hurried out of the room. * Proceed, sir."
« Martello denied it both; but he, you know, is a disappointed author. Guattani differed but little from Pessuti as to its learning, but contended,
THE ATHEIST. that you certainly showed great invention in your fable which was like nothing that ever did, or could happen. But I fear I annoy you."
The sense of guilt will sometimes cow the “Go on, I beg, sir."
proudest philosophy. The atheist may speculate, “ The next who spoke was old Carnesecchi, and go on speculating till he is brought up by anniwho confessed that he had no doubt he should hilation; he may then return to life, and reason bave been delighted with the poem, could he have away the difference between good and evil; he taken hold of it; but it was so en regle and like a may even go further, and imagine to himself the hundred others, that it put him in mind of what perpetration of the most atrocious acts: and still is called a polished gentleman, who talks and he may eat his bread with relish, and sleep soundly bows, and slips through a great crowd without in his bed ; for his sins wanting, as it were, subleaving any impression. Another person, whose stance, having no actual solidity to leave their name I have forgotten, praised the versification, traces in his memory, all future retribution may but objected to the thoughts.”

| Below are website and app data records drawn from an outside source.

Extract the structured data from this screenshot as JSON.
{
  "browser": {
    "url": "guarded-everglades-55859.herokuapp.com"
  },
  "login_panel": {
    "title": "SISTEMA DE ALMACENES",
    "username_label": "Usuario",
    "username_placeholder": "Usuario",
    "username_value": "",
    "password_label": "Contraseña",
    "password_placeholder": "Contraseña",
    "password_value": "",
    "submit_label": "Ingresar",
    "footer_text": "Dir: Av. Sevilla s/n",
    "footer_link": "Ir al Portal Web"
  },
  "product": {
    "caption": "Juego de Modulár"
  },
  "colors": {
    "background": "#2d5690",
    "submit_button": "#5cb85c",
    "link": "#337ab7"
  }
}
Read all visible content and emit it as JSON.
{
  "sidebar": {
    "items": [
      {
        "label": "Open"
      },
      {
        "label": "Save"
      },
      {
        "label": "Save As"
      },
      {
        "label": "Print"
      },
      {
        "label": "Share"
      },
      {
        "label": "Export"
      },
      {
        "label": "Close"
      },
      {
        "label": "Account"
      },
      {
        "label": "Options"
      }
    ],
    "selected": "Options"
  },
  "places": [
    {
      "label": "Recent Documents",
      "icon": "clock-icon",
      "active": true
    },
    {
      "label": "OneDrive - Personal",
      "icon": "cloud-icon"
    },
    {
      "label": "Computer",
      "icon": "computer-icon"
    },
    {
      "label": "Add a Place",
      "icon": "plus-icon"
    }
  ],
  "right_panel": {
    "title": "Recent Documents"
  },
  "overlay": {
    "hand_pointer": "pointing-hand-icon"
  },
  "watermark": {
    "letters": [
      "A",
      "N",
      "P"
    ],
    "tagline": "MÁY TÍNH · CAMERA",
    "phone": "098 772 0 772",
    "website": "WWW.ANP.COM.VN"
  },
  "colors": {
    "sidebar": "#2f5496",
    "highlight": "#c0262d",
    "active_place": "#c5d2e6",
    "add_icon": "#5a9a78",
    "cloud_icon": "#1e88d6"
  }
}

seem to him a thing with which, in any case, he “ Because they were absurd ?"
can have no concern; but let him once turn his “Oh, no, for the opposite reason-because they theory to practice–let him make crime palpablehad all been long ago known to be good. Cas- in an instant he feels its hot impress on his soul. telli thought that a bad reason; for his part, he Then it is, that what may happen beyond the said, he liked them all the better for that-it was grave becomes no matter of indifference; and, like shaking hands with an old acquaintance in though his reason may seem to have proved that every line. Another observed, that at least no death is a final end, then comes the question : what critical court could lawfully condemn them, as does his reason know of death? Then, last of they could each plead an alibi. Not an alibi, said all, the little word if, swelling to a fearful size, a third-but a double ; so they should be burnt and standing at the outlet of his theories, like a for sorcery. With all my heart, said a fourth- | relentless giant, ready to demolish his conclusions
FROM THE SAME.